### [What needs to be done]
Work through the records below, line by line, and say how many lines include "Bunks", with nothing else.

### [Dataset entries]

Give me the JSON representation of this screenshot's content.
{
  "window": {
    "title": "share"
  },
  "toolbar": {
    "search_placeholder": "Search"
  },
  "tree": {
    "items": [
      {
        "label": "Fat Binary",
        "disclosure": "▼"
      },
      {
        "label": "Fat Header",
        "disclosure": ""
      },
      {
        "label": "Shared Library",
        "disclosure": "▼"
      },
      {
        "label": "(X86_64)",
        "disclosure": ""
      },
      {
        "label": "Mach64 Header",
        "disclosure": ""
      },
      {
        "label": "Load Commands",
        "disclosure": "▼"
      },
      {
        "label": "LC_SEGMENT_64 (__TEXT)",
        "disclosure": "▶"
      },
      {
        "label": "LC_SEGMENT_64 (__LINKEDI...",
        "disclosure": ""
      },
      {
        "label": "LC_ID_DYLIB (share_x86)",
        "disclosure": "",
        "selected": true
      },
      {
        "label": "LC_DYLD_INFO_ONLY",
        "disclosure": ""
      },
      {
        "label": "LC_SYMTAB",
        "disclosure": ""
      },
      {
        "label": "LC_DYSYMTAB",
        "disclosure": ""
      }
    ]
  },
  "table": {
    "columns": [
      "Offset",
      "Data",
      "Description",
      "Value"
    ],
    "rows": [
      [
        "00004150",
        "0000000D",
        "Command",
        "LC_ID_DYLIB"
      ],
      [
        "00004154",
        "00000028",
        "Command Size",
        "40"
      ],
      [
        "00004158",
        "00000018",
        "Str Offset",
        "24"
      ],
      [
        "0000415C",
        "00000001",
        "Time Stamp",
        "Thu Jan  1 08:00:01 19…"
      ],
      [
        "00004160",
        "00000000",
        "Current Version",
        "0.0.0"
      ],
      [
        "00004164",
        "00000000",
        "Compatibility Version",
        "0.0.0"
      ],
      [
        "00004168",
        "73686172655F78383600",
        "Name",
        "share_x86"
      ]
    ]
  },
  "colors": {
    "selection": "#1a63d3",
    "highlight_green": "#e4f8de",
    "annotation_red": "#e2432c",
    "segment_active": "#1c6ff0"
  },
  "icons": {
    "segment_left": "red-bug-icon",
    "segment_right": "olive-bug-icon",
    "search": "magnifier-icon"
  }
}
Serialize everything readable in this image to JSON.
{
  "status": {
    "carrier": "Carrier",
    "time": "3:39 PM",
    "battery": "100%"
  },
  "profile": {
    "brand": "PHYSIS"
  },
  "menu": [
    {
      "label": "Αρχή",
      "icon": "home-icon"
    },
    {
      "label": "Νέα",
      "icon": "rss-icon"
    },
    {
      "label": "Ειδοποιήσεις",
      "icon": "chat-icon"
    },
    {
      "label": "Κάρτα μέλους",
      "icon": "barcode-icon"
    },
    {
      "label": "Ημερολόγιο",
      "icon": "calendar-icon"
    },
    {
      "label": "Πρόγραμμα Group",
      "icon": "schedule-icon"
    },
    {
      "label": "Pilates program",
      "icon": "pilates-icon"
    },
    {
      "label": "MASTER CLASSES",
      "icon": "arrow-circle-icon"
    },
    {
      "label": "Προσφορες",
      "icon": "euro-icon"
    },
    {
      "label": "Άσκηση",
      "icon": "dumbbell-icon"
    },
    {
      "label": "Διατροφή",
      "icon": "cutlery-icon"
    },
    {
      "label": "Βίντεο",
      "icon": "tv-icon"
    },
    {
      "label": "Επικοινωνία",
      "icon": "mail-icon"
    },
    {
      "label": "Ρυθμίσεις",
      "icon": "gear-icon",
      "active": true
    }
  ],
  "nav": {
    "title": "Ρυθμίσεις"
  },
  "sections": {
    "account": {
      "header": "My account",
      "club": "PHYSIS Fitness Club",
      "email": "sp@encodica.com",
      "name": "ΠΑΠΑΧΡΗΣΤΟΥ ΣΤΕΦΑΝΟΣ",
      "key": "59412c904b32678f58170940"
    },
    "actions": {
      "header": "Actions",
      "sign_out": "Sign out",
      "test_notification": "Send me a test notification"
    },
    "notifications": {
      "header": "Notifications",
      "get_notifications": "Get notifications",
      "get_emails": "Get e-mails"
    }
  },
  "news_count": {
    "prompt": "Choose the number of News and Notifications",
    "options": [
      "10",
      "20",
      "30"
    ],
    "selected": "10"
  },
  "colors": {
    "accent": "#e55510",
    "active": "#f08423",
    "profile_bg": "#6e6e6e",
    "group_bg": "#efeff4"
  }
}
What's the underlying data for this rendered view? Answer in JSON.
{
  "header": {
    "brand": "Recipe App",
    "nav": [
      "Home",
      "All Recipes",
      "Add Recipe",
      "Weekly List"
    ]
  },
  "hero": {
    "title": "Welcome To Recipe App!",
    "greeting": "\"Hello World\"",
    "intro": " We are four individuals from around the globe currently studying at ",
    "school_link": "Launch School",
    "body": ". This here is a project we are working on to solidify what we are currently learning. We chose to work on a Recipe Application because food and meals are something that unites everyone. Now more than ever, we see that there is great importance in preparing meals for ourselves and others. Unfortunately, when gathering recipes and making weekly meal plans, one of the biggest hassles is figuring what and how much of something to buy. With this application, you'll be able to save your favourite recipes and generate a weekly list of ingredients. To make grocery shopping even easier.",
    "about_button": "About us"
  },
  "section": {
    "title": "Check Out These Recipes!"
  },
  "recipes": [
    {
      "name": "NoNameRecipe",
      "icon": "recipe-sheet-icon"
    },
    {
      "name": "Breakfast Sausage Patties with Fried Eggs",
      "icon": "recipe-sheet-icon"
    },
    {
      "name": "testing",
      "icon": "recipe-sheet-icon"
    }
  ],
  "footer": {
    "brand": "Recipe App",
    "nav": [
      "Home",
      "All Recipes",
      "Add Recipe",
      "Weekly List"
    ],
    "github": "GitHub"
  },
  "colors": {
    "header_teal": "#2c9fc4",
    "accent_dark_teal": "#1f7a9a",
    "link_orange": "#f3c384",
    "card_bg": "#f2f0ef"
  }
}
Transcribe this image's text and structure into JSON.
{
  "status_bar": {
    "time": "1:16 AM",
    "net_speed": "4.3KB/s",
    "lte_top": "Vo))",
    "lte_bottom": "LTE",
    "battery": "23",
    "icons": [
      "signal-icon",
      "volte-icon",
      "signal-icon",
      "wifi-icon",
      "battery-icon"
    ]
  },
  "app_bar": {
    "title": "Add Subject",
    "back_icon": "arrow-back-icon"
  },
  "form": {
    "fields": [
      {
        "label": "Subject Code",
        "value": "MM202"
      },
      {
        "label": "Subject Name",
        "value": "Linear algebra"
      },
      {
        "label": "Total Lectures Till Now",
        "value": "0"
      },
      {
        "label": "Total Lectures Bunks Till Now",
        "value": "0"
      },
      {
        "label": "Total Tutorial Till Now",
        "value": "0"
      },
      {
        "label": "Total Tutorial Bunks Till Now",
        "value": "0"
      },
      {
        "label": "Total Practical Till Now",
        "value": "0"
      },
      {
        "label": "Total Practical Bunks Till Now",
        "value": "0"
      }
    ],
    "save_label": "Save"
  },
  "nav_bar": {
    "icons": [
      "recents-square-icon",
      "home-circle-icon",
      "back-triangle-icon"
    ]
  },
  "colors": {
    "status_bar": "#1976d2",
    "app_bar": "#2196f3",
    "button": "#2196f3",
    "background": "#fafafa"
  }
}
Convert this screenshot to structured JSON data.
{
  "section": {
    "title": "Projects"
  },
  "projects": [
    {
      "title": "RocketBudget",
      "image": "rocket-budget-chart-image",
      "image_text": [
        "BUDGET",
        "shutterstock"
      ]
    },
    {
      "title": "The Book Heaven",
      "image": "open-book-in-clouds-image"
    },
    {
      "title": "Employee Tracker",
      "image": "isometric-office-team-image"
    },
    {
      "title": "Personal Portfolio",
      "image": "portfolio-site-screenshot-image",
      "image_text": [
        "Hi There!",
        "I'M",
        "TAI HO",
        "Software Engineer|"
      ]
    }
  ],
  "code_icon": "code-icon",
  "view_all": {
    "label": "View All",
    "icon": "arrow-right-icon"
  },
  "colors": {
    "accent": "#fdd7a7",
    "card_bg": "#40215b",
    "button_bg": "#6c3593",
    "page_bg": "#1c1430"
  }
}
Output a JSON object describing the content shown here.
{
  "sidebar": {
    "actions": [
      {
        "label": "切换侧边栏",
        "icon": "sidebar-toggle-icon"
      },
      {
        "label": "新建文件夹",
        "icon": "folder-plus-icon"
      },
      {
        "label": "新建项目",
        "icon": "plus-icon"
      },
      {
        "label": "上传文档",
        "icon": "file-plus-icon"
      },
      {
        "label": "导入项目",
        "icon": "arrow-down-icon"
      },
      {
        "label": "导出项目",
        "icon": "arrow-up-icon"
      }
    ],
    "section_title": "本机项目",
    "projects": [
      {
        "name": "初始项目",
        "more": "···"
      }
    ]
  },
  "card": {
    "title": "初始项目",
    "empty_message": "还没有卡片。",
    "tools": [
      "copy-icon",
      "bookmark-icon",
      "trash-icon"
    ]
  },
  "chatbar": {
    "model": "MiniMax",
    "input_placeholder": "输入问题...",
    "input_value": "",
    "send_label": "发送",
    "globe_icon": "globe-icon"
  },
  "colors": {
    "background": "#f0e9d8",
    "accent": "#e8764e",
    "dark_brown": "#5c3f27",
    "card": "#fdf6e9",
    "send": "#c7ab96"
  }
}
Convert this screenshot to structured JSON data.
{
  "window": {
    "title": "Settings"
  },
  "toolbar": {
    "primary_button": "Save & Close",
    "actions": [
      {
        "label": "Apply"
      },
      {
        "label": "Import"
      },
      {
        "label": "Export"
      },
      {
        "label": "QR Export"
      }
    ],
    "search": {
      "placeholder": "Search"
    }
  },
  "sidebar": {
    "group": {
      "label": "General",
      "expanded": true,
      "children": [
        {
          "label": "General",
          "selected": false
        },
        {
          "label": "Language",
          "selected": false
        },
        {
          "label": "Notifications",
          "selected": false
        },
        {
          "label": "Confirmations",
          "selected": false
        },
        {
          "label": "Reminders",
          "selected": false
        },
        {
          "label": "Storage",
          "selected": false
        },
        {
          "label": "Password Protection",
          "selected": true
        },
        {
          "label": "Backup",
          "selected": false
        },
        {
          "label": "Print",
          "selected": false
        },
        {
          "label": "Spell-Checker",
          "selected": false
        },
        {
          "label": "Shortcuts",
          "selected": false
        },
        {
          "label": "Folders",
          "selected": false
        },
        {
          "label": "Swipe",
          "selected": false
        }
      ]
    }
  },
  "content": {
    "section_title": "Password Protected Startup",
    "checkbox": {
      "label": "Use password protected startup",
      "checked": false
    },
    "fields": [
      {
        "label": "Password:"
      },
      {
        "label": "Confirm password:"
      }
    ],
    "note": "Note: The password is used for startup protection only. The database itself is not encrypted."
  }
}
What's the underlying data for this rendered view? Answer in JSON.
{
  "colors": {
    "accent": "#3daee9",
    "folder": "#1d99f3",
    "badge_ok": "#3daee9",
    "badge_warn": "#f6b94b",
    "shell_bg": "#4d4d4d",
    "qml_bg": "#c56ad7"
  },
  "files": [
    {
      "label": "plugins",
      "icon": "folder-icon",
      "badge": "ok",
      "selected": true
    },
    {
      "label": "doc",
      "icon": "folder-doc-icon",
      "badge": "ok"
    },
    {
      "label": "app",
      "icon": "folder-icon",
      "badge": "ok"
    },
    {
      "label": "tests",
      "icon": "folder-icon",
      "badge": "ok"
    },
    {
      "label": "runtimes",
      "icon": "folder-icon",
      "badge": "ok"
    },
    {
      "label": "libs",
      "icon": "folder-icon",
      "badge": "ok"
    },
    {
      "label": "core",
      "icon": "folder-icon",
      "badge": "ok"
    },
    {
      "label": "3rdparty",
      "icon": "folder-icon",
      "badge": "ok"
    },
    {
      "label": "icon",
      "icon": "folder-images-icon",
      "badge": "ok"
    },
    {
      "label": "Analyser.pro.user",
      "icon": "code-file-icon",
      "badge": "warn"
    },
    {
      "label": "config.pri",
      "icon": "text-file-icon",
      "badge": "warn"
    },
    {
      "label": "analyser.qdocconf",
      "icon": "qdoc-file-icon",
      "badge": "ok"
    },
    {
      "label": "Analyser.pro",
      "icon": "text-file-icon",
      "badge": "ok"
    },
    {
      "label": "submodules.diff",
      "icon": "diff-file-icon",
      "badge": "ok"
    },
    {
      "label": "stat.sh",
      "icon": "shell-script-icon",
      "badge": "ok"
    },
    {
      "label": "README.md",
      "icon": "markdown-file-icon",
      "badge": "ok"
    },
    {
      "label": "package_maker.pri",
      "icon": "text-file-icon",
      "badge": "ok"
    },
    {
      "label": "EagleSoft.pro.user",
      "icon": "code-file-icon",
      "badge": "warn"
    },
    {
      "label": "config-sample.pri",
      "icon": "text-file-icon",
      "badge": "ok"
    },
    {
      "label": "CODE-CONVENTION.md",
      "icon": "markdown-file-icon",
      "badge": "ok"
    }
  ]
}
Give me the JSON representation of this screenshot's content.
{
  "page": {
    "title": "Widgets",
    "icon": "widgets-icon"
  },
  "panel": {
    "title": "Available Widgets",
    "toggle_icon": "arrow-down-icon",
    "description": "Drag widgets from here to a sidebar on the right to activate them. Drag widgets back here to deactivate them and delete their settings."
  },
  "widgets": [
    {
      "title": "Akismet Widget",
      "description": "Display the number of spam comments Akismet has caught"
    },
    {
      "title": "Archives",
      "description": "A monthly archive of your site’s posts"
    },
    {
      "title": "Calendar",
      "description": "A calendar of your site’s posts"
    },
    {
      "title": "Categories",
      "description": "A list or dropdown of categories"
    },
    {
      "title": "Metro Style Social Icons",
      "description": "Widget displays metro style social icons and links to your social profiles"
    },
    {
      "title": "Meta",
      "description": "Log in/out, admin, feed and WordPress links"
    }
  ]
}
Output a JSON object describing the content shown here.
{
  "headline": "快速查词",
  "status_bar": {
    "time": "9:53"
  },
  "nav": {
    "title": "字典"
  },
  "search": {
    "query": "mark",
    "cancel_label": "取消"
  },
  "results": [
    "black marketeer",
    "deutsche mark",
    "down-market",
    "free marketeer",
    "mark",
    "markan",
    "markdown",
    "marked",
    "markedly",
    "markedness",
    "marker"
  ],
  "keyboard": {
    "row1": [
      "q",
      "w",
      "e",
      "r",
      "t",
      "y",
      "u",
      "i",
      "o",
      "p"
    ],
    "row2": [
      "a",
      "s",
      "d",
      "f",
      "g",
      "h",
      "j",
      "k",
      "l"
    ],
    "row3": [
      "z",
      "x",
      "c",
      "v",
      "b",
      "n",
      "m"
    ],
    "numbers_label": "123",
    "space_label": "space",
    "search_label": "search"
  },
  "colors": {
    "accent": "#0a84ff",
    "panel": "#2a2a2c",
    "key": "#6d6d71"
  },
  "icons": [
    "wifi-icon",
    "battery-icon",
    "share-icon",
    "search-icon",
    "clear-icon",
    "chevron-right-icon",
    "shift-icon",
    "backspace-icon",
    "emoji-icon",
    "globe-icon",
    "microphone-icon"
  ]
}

### [Result]
3